↓

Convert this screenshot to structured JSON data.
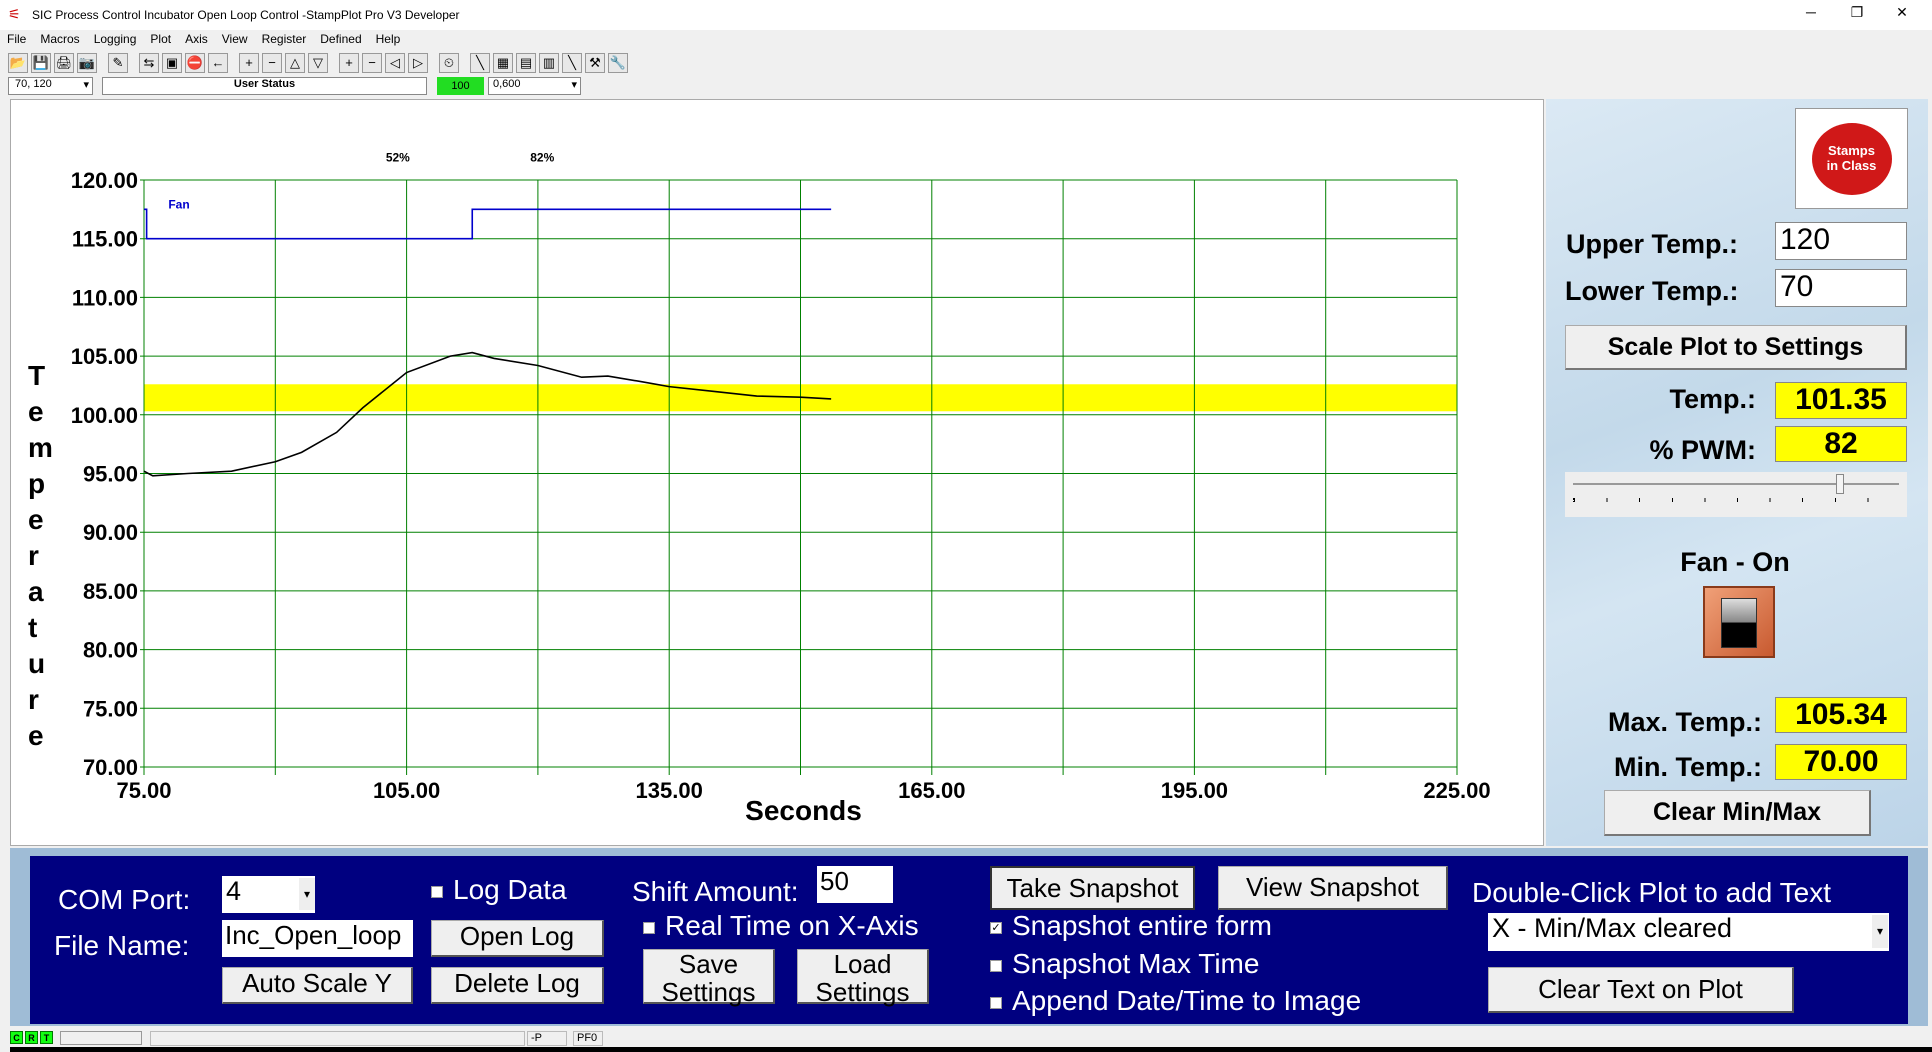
{
  "window": {
    "title": "SIC Process Control Incubator Open Loop Control -StampPlot Pro V3 Developer",
    "minimize": "─",
    "maximize": "❐",
    "close": "✕"
  },
  "menu": [
    "File",
    "Macros",
    "Logging",
    "Plot",
    "Axis",
    "View",
    "Register",
    "Defined",
    "Help"
  ],
  "toolbar": {
    "icons": [
      "open-icon",
      "save-icon",
      "print-icon",
      "camera-icon",
      "wand-icon",
      "connect-icon",
      "monitor-icon",
      "stop-icon",
      "arrow-left-icon",
      "plus-icon",
      "minus-icon",
      "up-icon",
      "down-icon",
      "plus-icon",
      "minus-icon",
      "left-icon",
      "right-icon",
      "clock-icon",
      "pen-icon",
      "chart-icon",
      "notes-icon",
      "calculator-icon",
      "probe-icon",
      "tools-icon",
      "wrench-icon"
    ],
    "glyphs": [
      "📂",
      "💾",
      "🖨",
      "📷",
      "✎",
      "⇆",
      "▣",
      "⛔",
      "←",
      "+",
      "−",
      "△",
      "▽",
      "+",
      "−",
      "◁",
      "▷",
      "⏲",
      "╲",
      "▦",
      "▤",
      "▥",
      "╲",
      "⚒",
      "🔧"
    ],
    "y_range": "70, 120",
    "user_status": "User Status",
    "rate": "100",
    "x_range": "0,600"
  },
  "chart_data": {
    "type": "line",
    "title": "",
    "xlabel": "Seconds",
    "ylabel": "Temperature",
    "xlim": [
      75,
      225
    ],
    "ylim": [
      70,
      120
    ],
    "x_ticks": [
      "75.00",
      "105.00",
      "135.00",
      "165.00",
      "195.00",
      "225.00"
    ],
    "y_ticks": [
      "70.00",
      "75.00",
      "80.00",
      "85.00",
      "90.00",
      "95.00",
      "100.00",
      "105.00",
      "110.00",
      "115.00",
      "120.00"
    ],
    "grid": true,
    "grid_color": "#008000",
    "band": {
      "from": 100.3,
      "to": 102.6,
      "color": "#ffff00"
    },
    "annotations": [
      {
        "text": "52%",
        "x": 104,
        "y": 122
      },
      {
        "text": "82%",
        "x": 120.5,
        "y": 122
      },
      {
        "text": "Fan",
        "x": 79,
        "y": 118
      }
    ],
    "series": [
      {
        "color": "#000000",
        "points": [
          [
            75,
            95.2
          ],
          [
            76,
            94.8
          ],
          [
            80,
            95
          ],
          [
            85,
            95.2
          ],
          [
            90,
            96
          ],
          [
            93,
            96.8
          ],
          [
            97,
            98.5
          ],
          [
            100,
            100.6
          ],
          [
            105,
            103.6
          ],
          [
            110,
            105
          ],
          [
            112.5,
            105.3
          ],
          [
            115,
            104.8
          ],
          [
            120,
            104.2
          ],
          [
            125,
            103.2
          ],
          [
            128,
            103.3
          ],
          [
            132,
            102.8
          ],
          [
            135,
            102.4
          ],
          [
            140,
            102
          ],
          [
            145,
            101.6
          ],
          [
            150,
            101.5
          ],
          [
            153.5,
            101.35
          ]
        ]
      },
      {
        "name": "Fan",
        "color": "#0000cc",
        "points": [
          [
            75,
            117.5
          ],
          [
            75.3,
            117.5
          ],
          [
            75.3,
            115
          ],
          [
            112.5,
            115
          ],
          [
            112.5,
            117.5
          ],
          [
            153.5,
            117.5
          ]
        ]
      }
    ]
  },
  "panel": {
    "upper_label": "Upper Temp.:",
    "upper_value": "120",
    "lower_label": "Lower Temp.:",
    "lower_value": "70",
    "scale_button": "Scale Plot to Settings",
    "temp_label": "Temp.:",
    "temp_value": "101.35",
    "pwm_label": "% PWM:",
    "pwm_value": "82",
    "pwm_slider": 82,
    "fan_label": "Fan - On",
    "fan_on": true,
    "max_label": "Max. Temp.:",
    "max_value": "105.34",
    "min_label": "Min. Temp.:",
    "min_value": "70.00",
    "clear_minmax": "Clear Min/Max",
    "logo": "www.Stamps in Class .com"
  },
  "controls": {
    "com_label": "COM Port:",
    "com_value": "4",
    "file_label": "File Name:",
    "file_value": "Inc_Open_loop",
    "auto_scale": "Auto Scale Y",
    "log_data": "Log Data",
    "open_log": "Open Log",
    "delete_log": "Delete Log",
    "shift_label": "Shift Amount:",
    "shift_value": "50",
    "real_time": "Real Time on X-Axis",
    "save_settings": "Save Settings",
    "load_settings": "Load Settings",
    "take_snapshot": "Take Snapshot",
    "view_snapshot": "View Snapshot",
    "snap_entire": "Snapshot entire form",
    "snap_max": "Snapshot Max Time",
    "append_date": "Append Date/Time to Image",
    "dbl_click": "Double-Click Plot to add Text",
    "text_select": "X - Min/Max cleared",
    "clear_text": "Clear Text on Plot"
  },
  "status": {
    "c": "C",
    "r": "R",
    "t": "T",
    "p": "-P",
    "pf": "PF0"
  }
}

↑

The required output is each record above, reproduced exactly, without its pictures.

Convert this screenshot to structured JSON data.
{
  "window": {
    "title": "SIC Process Control Incubator Open Loop Control -StampPlot Pro V3 Developer",
    "minimize": "─",
    "maximize": "❐",
    "close": "✕"
  },
  "menu": [
    "File",
    "Macros",
    "Logging",
    "Plot",
    "Axis",
    "View",
    "Register",
    "Defined",
    "Help"
  ],
  "toolbar": {
    "icons": [
      "open-icon",
      "save-icon",
      "print-icon",
      "camera-icon",
      "wand-icon",
      "connect-icon",
      "monitor-icon",
      "stop-icon",
      "arrow-left-icon",
      "plus-icon",
      "minus-icon",
      "up-icon",
      "down-icon",
      "plus-icon",
      "minus-icon",
      "left-icon",
      "right-icon",
      "clock-icon",
      "pen-icon",
      "chart-icon",
      "notes-icon",
      "calculator-icon",
      "probe-icon",
      "tools-icon",
      "wrench-icon"
    ],
    "glyphs": [
      "📂",
      "💾",
      "🖨",
      "📷",
      "✎",
      "⇆",
      "▣",
      "⛔",
      "←",
      "+",
      "−",
      "△",
      "▽",
      "+",
      "−",
      "◁",
      "▷",
      "⏲",
      "╲",
      "▦",
      "▤",
      "▥",
      "╲",
      "⚒",
      "🔧"
    ],
    "y_range": "70, 120",
    "user_status": "User Status",
    "rate": "100",
    "x_range": "0,600"
  },
  "chart_data": {
    "type": "line",
    "title": "",
    "xlabel": "Seconds",
    "ylabel": "Temperature",
    "xlim": [
      75,
      225
    ],
    "ylim": [
      70,
      120
    ],
    "x_ticks": [
      "75.00",
      "105.00",
      "135.00",
      "165.00",
      "195.00",
      "225.00"
    ],
    "y_ticks": [
      "70.00",
      "75.00",
      "80.00",
      "85.00",
      "90.00",
      "95.00",
      "100.00",
      "105.00",
      "110.00",
      "115.00",
      "120.00"
    ],
    "grid": true,
    "grid_color": "#008000",
    "band": {
      "from": 100.3,
      "to": 102.6,
      "color": "#ffff00"
    },
    "annotations": [
      {
        "text": "52%",
        "x": 104,
        "y": 122
      },
      {
        "text": "82%",
        "x": 120.5,
        "y": 122
      },
      {
        "text": "Fan",
        "x": 79,
        "y": 118
      }
    ],
    "series": [
      {
        "color": "#000000",
        "points": [
          [
            75,
            95.2
          ],
          [
            76,
            94.8
          ],
          [
            80,
            95
          ],
          [
            85,
            95.2
          ],
          [
            90,
            96
          ],
          [
            93,
            96.8
          ],
          [
            97,
            98.5
          ],
          [
            100,
            100.6
          ],
          [
            105,
            103.6
          ],
          [
            110,
            105
          ],
          [
            112.5,
            105.3
          ],
          [
            115,
            104.8
          ],
          [
            120,
            104.2
          ],
          [
            125,
            103.2
          ],
          [
            128,
            103.3
          ],
          [
            132,
            102.8
          ],
          [
            135,
            102.4
          ],
          [
            140,
            102
          ],
          [
            145,
            101.6
          ],
          [
            150,
            101.5
          ],
          [
            153.5,
            101.35
          ]
        ]
      },
      {
        "name": "Fan",
        "color": "#0000cc",
        "points": [
          [
            75,
            117.5
          ],
          [
            75.3,
            117.5
          ],
          [
            75.3,
            115
          ],
          [
            112.5,
            115
          ],
          [
            112.5,
            117.5
          ],
          [
            153.5,
            117.5
          ]
        ]
      }
    ]
  },
  "panel": {
    "upper_label": "Upper Temp.:",
    "upper_value": "120",
    "lower_label": "Lower Temp.:",
    "lower_value": "70",
    "scale_button": "Scale Plot to Settings",
    "temp_label": "Temp.:",
    "temp_value": "101.35",
    "pwm_label": "% PWM:",
    "pwm_value": "82",
    "pwm_slider": 82,
    "fan_label": "Fan - On",
    "fan_on": true,
    "max_label": "Max. Temp.:",
    "max_value": "105.34",
    "min_label": "Min. Temp.:",
    "min_value": "70.00",
    "clear_minmax": "Clear Min/Max",
    "logo": "www.Stamps in Class .com"
  },
  "controls": {
    "com_label": "COM Port:",
    "com_value": "4",
    "file_label": "File Name:",
    "file_value": "Inc_Open_loop",
    "auto_scale": "Auto Scale Y",
    "log_data": "Log Data",
    "open_log": "Open Log",
    "delete_log": "Delete Log",
    "shift_label": "Shift Amount:",
    "shift_value": "50",
    "real_time": "Real Time on X-Axis",
    "save_settings": "Save Settings",
    "load_settings": "Load Settings",
    "take_snapshot": "Take Snapshot",
    "view_snapshot": "View Snapshot",
    "snap_entire": "Snapshot entire form",
    "snap_max": "Snapshot Max Time",
    "append_date": "Append Date/Time to Image",
    "dbl_click": "Double-Click Plot to add Text",
    "text_select": "X - Min/Max cleared",
    "clear_text": "Clear Text on Plot"
  },
  "status": {
    "c": "C",
    "r": "R",
    "t": "T",
    "p": "-P",
    "pf": "PF0"
  }
}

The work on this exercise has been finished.